• _Aim of the task_
Below are entries; tally how many lines hold the string "Watch" and answer with only that figure.

• _Dataset_

● ● ● ● ●

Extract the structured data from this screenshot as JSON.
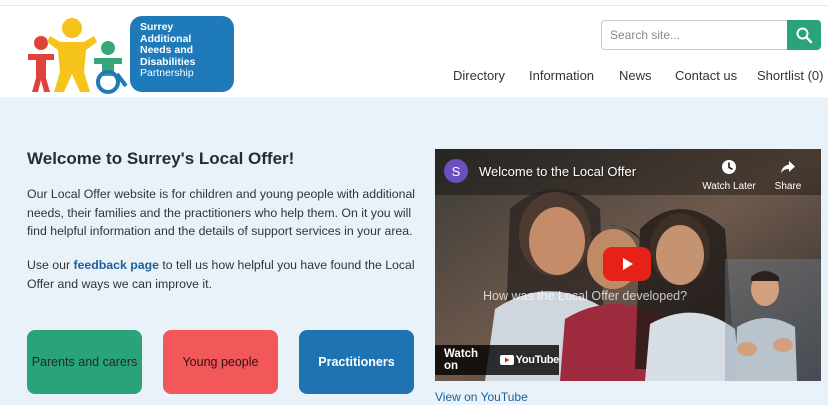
{
  "logo": {
    "lines": [
      "Surrey",
      "Additional",
      "Needs and",
      "Disabilities"
    ],
    "sub": "Partnership"
  },
  "search": {
    "placeholder": "Search site..."
  },
  "nav": {
    "items": [
      "Directory",
      "Information",
      "News",
      "Contact us",
      "Shortlist (0)"
    ]
  },
  "main": {
    "title": "Welcome to Surrey's Local Offer!",
    "intro": "Our Local Offer website is for children and young people with additional needs, their families and the practitioners who help them. On it you will find helpful information and the details of support services in your area.",
    "feedback_pre": "Use our ",
    "feedback_link": "feedback page",
    "feedback_post": " to tell us how helpful you have found the Local Offer and ways we can improve it."
  },
  "tiles": [
    "Parents and carers",
    "Young people",
    "Practitioners"
  ],
  "video": {
    "channel_initial": "S",
    "title": "Welcome to the Local Offer",
    "watch_later": "Watch Later",
    "share": "Share",
    "caption": "How was the Local Offer developed?",
    "watch_on": "Watch on",
    "youtube": "YouTube",
    "view_on_youtube": "View on YouTube"
  },
  "colors": {
    "brand_blue": "#1e7ab8",
    "green": "#2aa37a",
    "coral": "#f2585a",
    "panel_bg": "#e9f2f9"
  }
}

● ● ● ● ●

• _Response below_
2